RECORD EXTRACTS below:

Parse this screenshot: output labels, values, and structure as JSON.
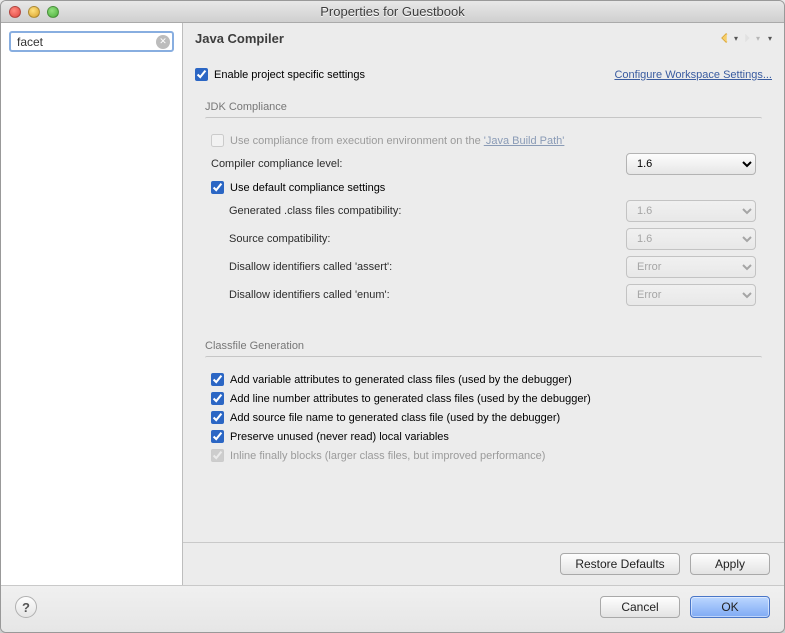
{
  "window": {
    "title": "Properties for Guestbook"
  },
  "search": {
    "value": "facet"
  },
  "page": {
    "title": "Java Compiler",
    "enable_label": "Enable project specific settings",
    "configure_link": "Configure Workspace Settings..."
  },
  "jdk": {
    "section_title": "JDK Compliance",
    "use_exec_env": "Use compliance from execution environment on the ",
    "build_path_link": "'Java Build Path'",
    "compliance_level_label": "Compiler compliance level:",
    "compliance_level_value": "1.6",
    "use_default_label": "Use default compliance settings",
    "generated_compat_label": "Generated .class files compatibility:",
    "generated_compat_value": "1.6",
    "source_compat_label": "Source compatibility:",
    "source_compat_value": "1.6",
    "disallow_assert_label": "Disallow identifiers called 'assert':",
    "disallow_assert_value": "Error",
    "disallow_enum_label": "Disallow identifiers called 'enum':",
    "disallow_enum_value": "Error"
  },
  "classfile": {
    "section_title": "Classfile Generation",
    "add_var": "Add variable attributes to generated class files (used by the debugger)",
    "add_line": "Add line number attributes to generated class files (used by the debugger)",
    "add_src": "Add source file name to generated class file (used by the debugger)",
    "preserve": "Preserve unused (never read) local variables",
    "inline": "Inline finally blocks (larger class files, but improved performance)"
  },
  "buttons": {
    "restore": "Restore Defaults",
    "apply": "Apply",
    "cancel": "Cancel",
    "ok": "OK"
  }
}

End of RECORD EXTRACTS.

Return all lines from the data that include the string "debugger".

    "add_var": "Add variable attributes to generated class files (used by the debugger)",
    "add_line": "Add line number attributes to generated class files (used by the debugger)",
    "add_src": "Add source file name to generated class file (used by the debugger)",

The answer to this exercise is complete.